TASK DESCRIPTION: Whenever a line of the material contains the string "subtitle", it should be copied.

THE INPUT:
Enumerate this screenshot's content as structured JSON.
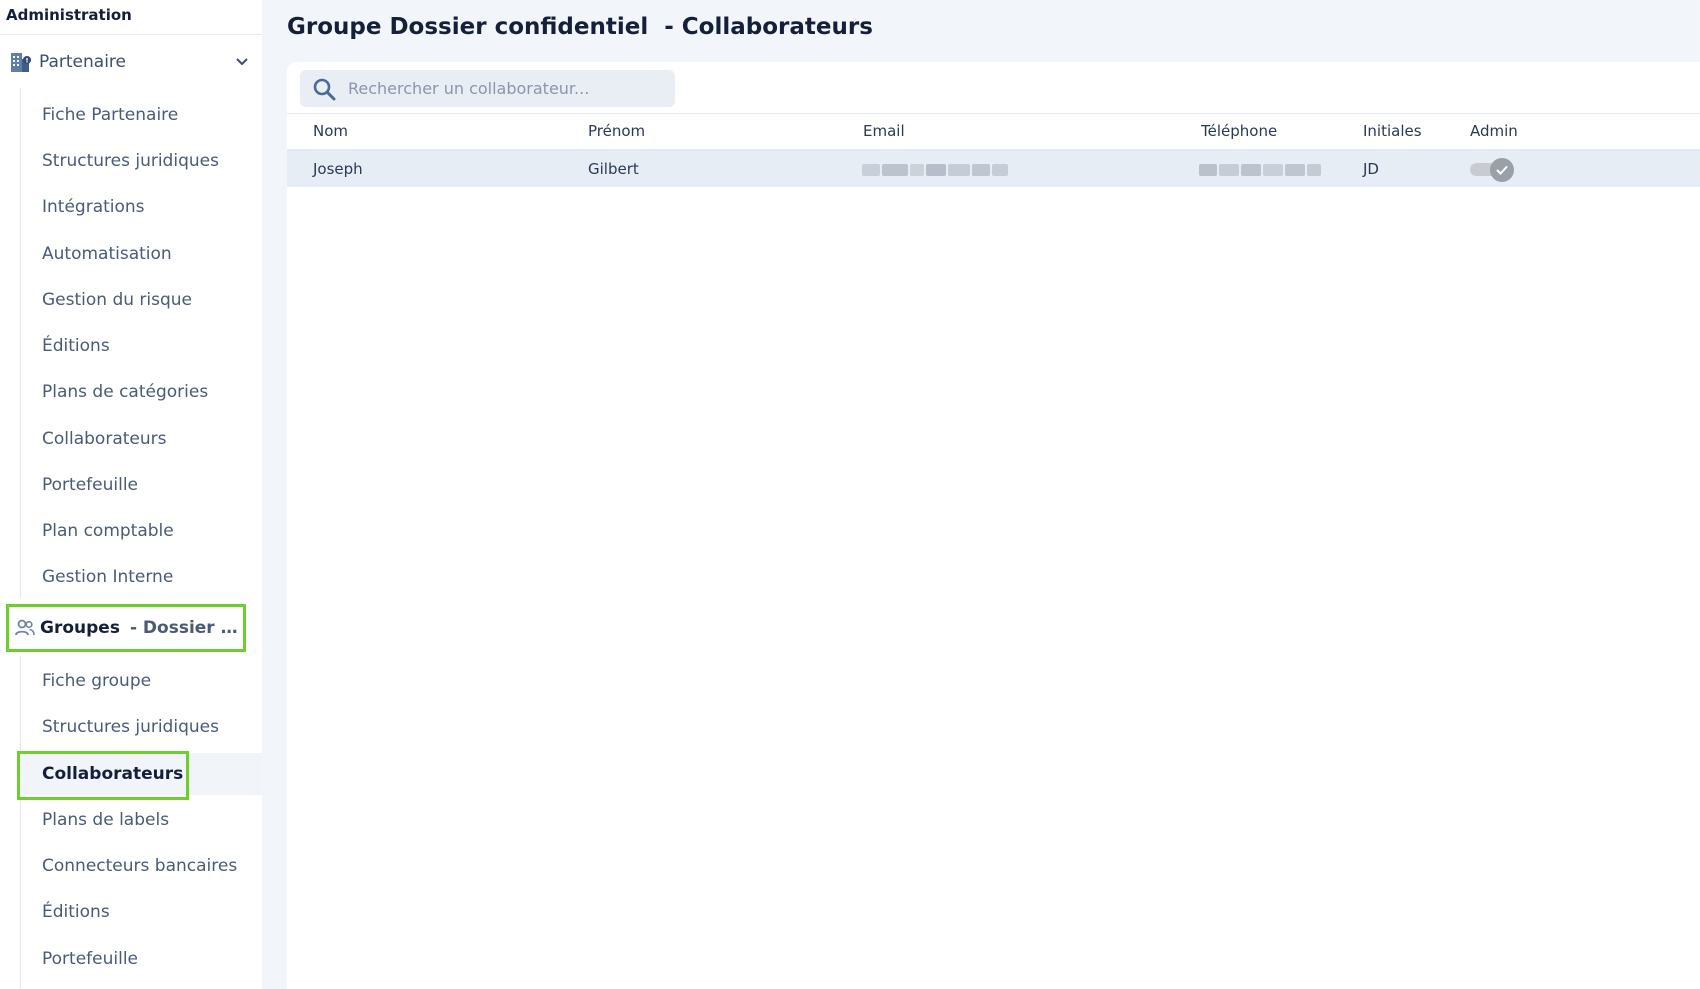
{
  "sidebar": {
    "title": "Administration",
    "partenaire_section": {
      "label": "Partenaire",
      "items": [
        {
          "label": "Fiche Partenaire"
        },
        {
          "label": "Structures juridiques"
        },
        {
          "label": "Intégrations"
        },
        {
          "label": "Automatisation"
        },
        {
          "label": "Gestion du risque"
        },
        {
          "label": "Éditions"
        },
        {
          "label": "Plans de catégories"
        },
        {
          "label": "Collaborateurs"
        },
        {
          "label": "Portefeuille"
        },
        {
          "label": "Plan comptable"
        },
        {
          "label": "Gestion Interne"
        }
      ]
    },
    "groupes_section": {
      "label": "Groupes",
      "sub_label": "- Dossier confidentiel",
      "items": [
        {
          "label": "Fiche groupe"
        },
        {
          "label": "Structures juridiques"
        },
        {
          "label": "Collaborateurs",
          "active": true
        },
        {
          "label": "Plans de labels"
        },
        {
          "label": "Connecteurs bancaires"
        },
        {
          "label": "Éditions"
        },
        {
          "label": "Portefeuille"
        }
      ]
    }
  },
  "main": {
    "title": "Groupe Dossier confidentiel  - Collaborateurs",
    "search": {
      "placeholder": "Rechercher un collaborateur...",
      "value": ""
    },
    "table": {
      "columns": [
        "Nom",
        "Prénom",
        "Email",
        "Téléphone",
        "Initiales",
        "Admin"
      ],
      "rows": [
        {
          "nom": "Joseph",
          "prenom": "Gilbert",
          "email": "",
          "telephone": "",
          "initiales": "JD",
          "admin": true
        }
      ]
    }
  },
  "colors": {
    "highlight": "#6ccf2d",
    "title_text": "#14203a",
    "selected_row": "#e7edf4",
    "toggle_knob": "#9aa0a8"
  },
  "icons": {
    "partenaire": "building-icon",
    "groupes": "users-icon",
    "search": "search-icon",
    "chevron": "chevron-down-icon",
    "toggle": "check-icon"
  }
}
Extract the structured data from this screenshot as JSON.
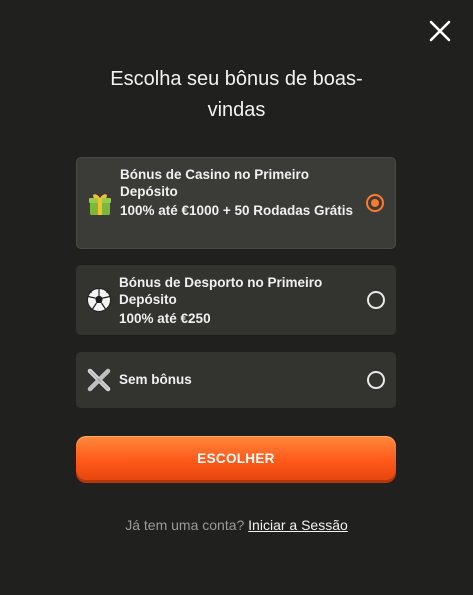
{
  "dialog": {
    "title": "Escolha seu bônus de boas-vindas"
  },
  "options": [
    {
      "title": "Bónus de Casino no Primeiro Depósito",
      "subtitle": "100% até €1000 + 50 Rodadas Grátis",
      "icon": "gift-icon",
      "selected": true
    },
    {
      "title": "Bónus de Desporto no Primeiro Depósito",
      "subtitle": "100% até €250",
      "icon": "soccer-ball-icon",
      "selected": false
    },
    {
      "title": "Sem bônus",
      "subtitle": "",
      "icon": "no-bonus-icon",
      "selected": false
    }
  ],
  "cta": {
    "label": "ESCOLHER"
  },
  "footer": {
    "question": "Já tem uma conta?",
    "link": "Iniciar a Sessão"
  },
  "colors": {
    "background": "#20201e",
    "card": "#33332f",
    "accent": "#ff6a24"
  }
}
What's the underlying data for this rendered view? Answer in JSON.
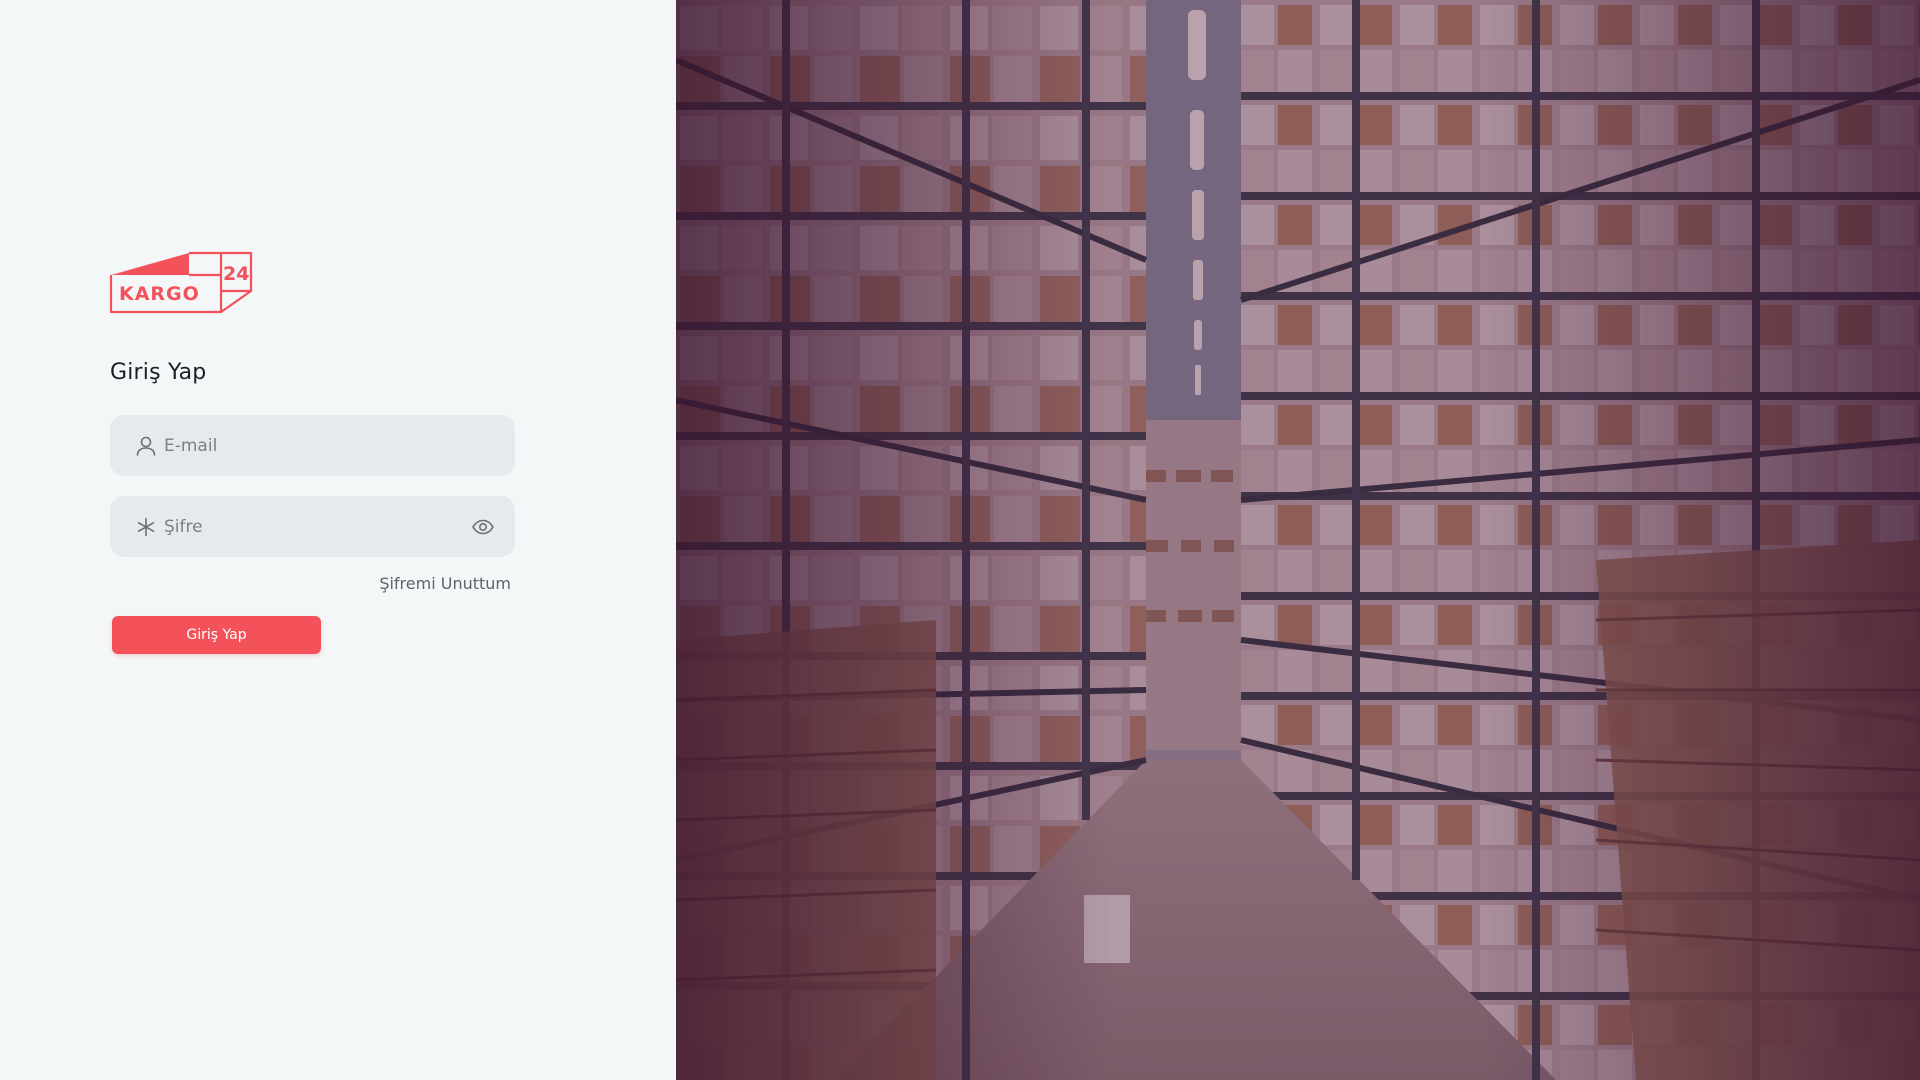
{
  "brand": {
    "logo_text": "KARGO",
    "logo_number": "24",
    "accent_color": "#f4525a"
  },
  "login": {
    "title": "Giriş Yap",
    "email_placeholder": "E-mail",
    "password_placeholder": "Şifre",
    "forgot_link": "Şifremi Unuttum",
    "submit_label": "Giriş Yap",
    "icons": {
      "email": "user-icon",
      "password": "asterisk-icon",
      "toggle": "eye-icon"
    }
  },
  "hero": {
    "image": "warehouse-aisle-photo",
    "overlay_color": "#4a1537"
  }
}
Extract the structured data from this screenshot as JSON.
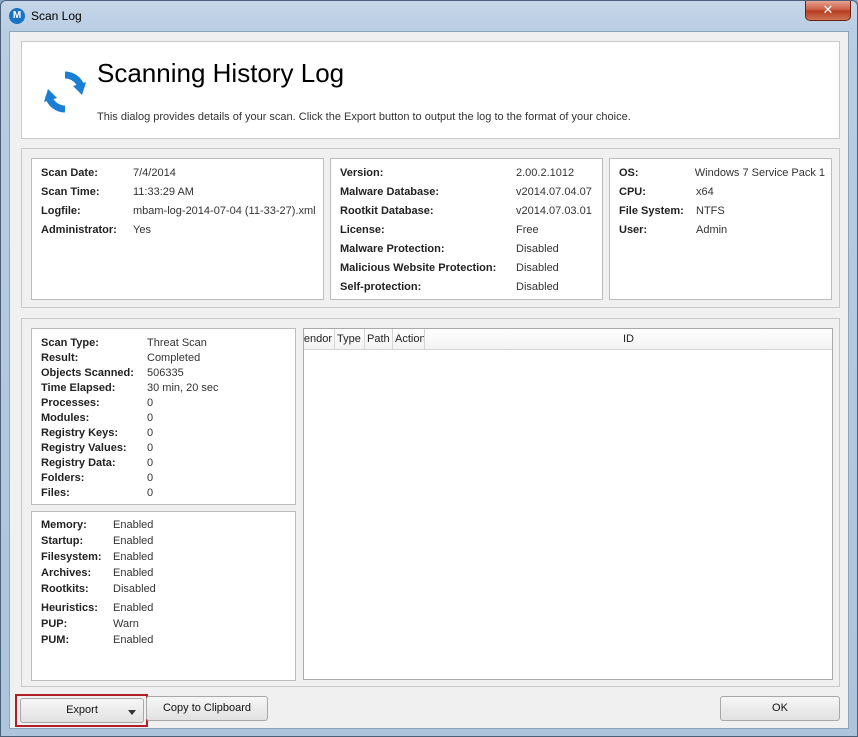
{
  "window": {
    "title": "Scan Log",
    "close_symbol": "✕",
    "app_icon": "malwarebytes-icon",
    "app_icon_glyph": "M"
  },
  "header": {
    "title": "Scanning History Log",
    "description": "This dialog provides details of your scan.  Click the Export button to output the log to the format of your choice.",
    "icon": "refresh-icon",
    "accent_color": "#1a7fd4"
  },
  "scan_info": [
    {
      "label": "Scan Date:",
      "value": "7/4/2014"
    },
    {
      "label": "Scan Time:",
      "value": "11:33:29 AM"
    },
    {
      "label": "Logfile:",
      "value": "mbam-log-2014-07-04 (11-33-27).xml"
    },
    {
      "label": "Administrator:",
      "value": "Yes"
    }
  ],
  "version_info": [
    {
      "label": "Version:",
      "value": "2.00.2.1012"
    },
    {
      "label": "Malware Database:",
      "value": "v2014.07.04.07"
    },
    {
      "label": "Rootkit Database:",
      "value": "v2014.07.03.01"
    },
    {
      "label": "License:",
      "value": "Free"
    },
    {
      "label": "Malware Protection:",
      "value": "Disabled"
    },
    {
      "label": "Malicious Website Protection:",
      "value": "Disabled"
    },
    {
      "label": "Self-protection:",
      "value": "Disabled"
    }
  ],
  "system_info": [
    {
      "label": "OS:",
      "value": "Windows 7 Service Pack 1"
    },
    {
      "label": "CPU:",
      "value": "x64"
    },
    {
      "label": "File System:",
      "value": "NTFS"
    },
    {
      "label": "User:",
      "value": "Admin"
    }
  ],
  "scan_stats": [
    {
      "label": "Scan Type:",
      "value": "Threat Scan"
    },
    {
      "label": "Result:",
      "value": "Completed"
    },
    {
      "label": "Objects Scanned:",
      "value": "506335"
    },
    {
      "label": "Time Elapsed:",
      "value": "30 min, 20 sec"
    },
    {
      "label": "Processes:",
      "value": "0"
    },
    {
      "label": "Modules:",
      "value": "0"
    },
    {
      "label": "Registry Keys:",
      "value": "0"
    },
    {
      "label": "Registry Values:",
      "value": "0"
    },
    {
      "label": "Registry Data:",
      "value": "0"
    },
    {
      "label": "Folders:",
      "value": "0"
    },
    {
      "label": "Files:",
      "value": "0"
    }
  ],
  "scan_settings": [
    {
      "label": "Memory:",
      "value": "Enabled"
    },
    {
      "label": "Startup:",
      "value": "Enabled"
    },
    {
      "label": "Filesystem:",
      "value": "Enabled"
    },
    {
      "label": "Archives:",
      "value": "Enabled"
    },
    {
      "label": "Rootkits:",
      "value": "Disabled"
    },
    {
      "label": "Heuristics:",
      "value": "Enabled"
    },
    {
      "label": "PUP:",
      "value": "Warn"
    },
    {
      "label": "PUM:",
      "value": "Enabled"
    }
  ],
  "results_table": {
    "columns": [
      "Vendor",
      "Type",
      "Path",
      "Action",
      "ID"
    ],
    "rows": []
  },
  "buttons": {
    "export": "Export",
    "copy": "Copy to Clipboard",
    "ok": "OK"
  },
  "colors": {
    "highlight_border": "#b01e2a"
  }
}
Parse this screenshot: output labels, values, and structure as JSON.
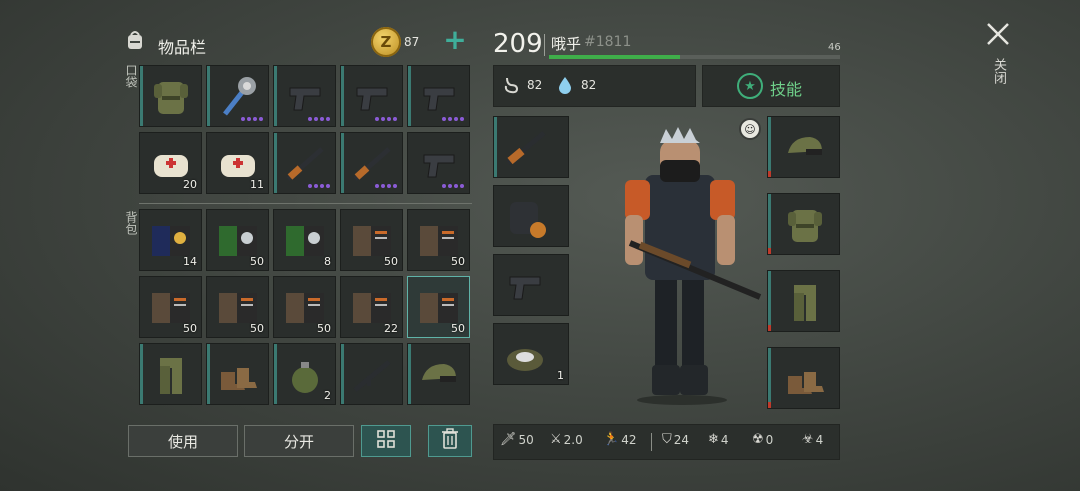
{
  "header": {
    "title": "物品栏",
    "coins": "87",
    "close_label": "关闭"
  },
  "sections": {
    "pockets": "口袋",
    "backpack": "背包"
  },
  "player": {
    "level": "209",
    "name": "哦乎",
    "id": "#1811",
    "xp_value": "46",
    "xp_fraction": 0.45
  },
  "vitals": {
    "food": "82",
    "water": "82"
  },
  "skills_label": "技能",
  "buttons": {
    "use": "使用",
    "split": "分开"
  },
  "pockets": [
    {
      "icon": "vest-icon",
      "count": "",
      "dots": 0
    },
    {
      "icon": "spiked-mace-icon",
      "count": "",
      "dots": 4
    },
    {
      "icon": "pistol-icon",
      "count": "",
      "dots": 4
    },
    {
      "icon": "pistol-icon",
      "count": "",
      "dots": 4
    },
    {
      "icon": "pistol-icon",
      "count": "",
      "dots": 4
    },
    {
      "icon": "bandage-icon",
      "count": "20",
      "dots": 0
    },
    {
      "icon": "bandage-icon",
      "count": "11",
      "dots": 0
    },
    {
      "icon": "shotgun-icon",
      "count": "",
      "dots": 4
    },
    {
      "icon": "shotgun-icon",
      "count": "",
      "dots": 4
    },
    {
      "icon": "pistol-icon",
      "count": "",
      "dots": 4
    }
  ],
  "backpack": [
    {
      "icon": "blue-book-icon",
      "count": "14"
    },
    {
      "icon": "green-book-icon",
      "count": "50"
    },
    {
      "icon": "green-book-icon",
      "count": "8"
    },
    {
      "icon": "recipe-book-icon",
      "count": "50"
    },
    {
      "icon": "recipe-book-icon",
      "count": "50"
    },
    {
      "icon": "recipe-book-icon",
      "count": "50"
    },
    {
      "icon": "recipe-book-icon",
      "count": "50"
    },
    {
      "icon": "recipe-book-icon",
      "count": "50"
    },
    {
      "icon": "recipe-book-icon",
      "count": "22"
    },
    {
      "icon": "recipe-book-icon",
      "count": "50"
    },
    {
      "icon": "camo-pants-icon",
      "count": ""
    },
    {
      "icon": "boots-icon",
      "count": ""
    },
    {
      "icon": "grenade-icon",
      "count": "2"
    },
    {
      "icon": "assault-rifle-icon",
      "count": ""
    },
    {
      "icon": "camo-cap-icon",
      "count": ""
    }
  ],
  "equipped_weapons": [
    {
      "icon": "rifle-icon",
      "count": ""
    },
    {
      "icon": "backpack-icon",
      "count": ""
    },
    {
      "icon": "pistol-icon",
      "count": ""
    },
    {
      "icon": "landmine-icon",
      "count": "1"
    }
  ],
  "equipped_armor": [
    {
      "icon": "camo-cap-icon"
    },
    {
      "icon": "vest-icon"
    },
    {
      "icon": "camo-pants-icon"
    },
    {
      "icon": "boots-icon"
    }
  ],
  "stats": [
    {
      "icon": "melee-icon",
      "value": "50"
    },
    {
      "icon": "attack-speed-icon",
      "value": "2.0"
    },
    {
      "icon": "run-icon",
      "value": "42"
    },
    {
      "icon": "armor-icon",
      "value": "24"
    },
    {
      "icon": "cold-icon",
      "value": "4"
    },
    {
      "icon": "radiation-icon",
      "value": "0"
    },
    {
      "icon": "bio-icon",
      "value": "4"
    }
  ],
  "colors": {
    "accent": "#3fae7a",
    "teal": "#4f9a90",
    "rarity_purple": "#8b5bd6",
    "durability_red": "#c03a2b"
  }
}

TASK SOLUTION:
      "subtitle": "100% até €1000 + 50 Rodadas Grátis",
      "subtitle": "100% até €250",
      "subtitle": "",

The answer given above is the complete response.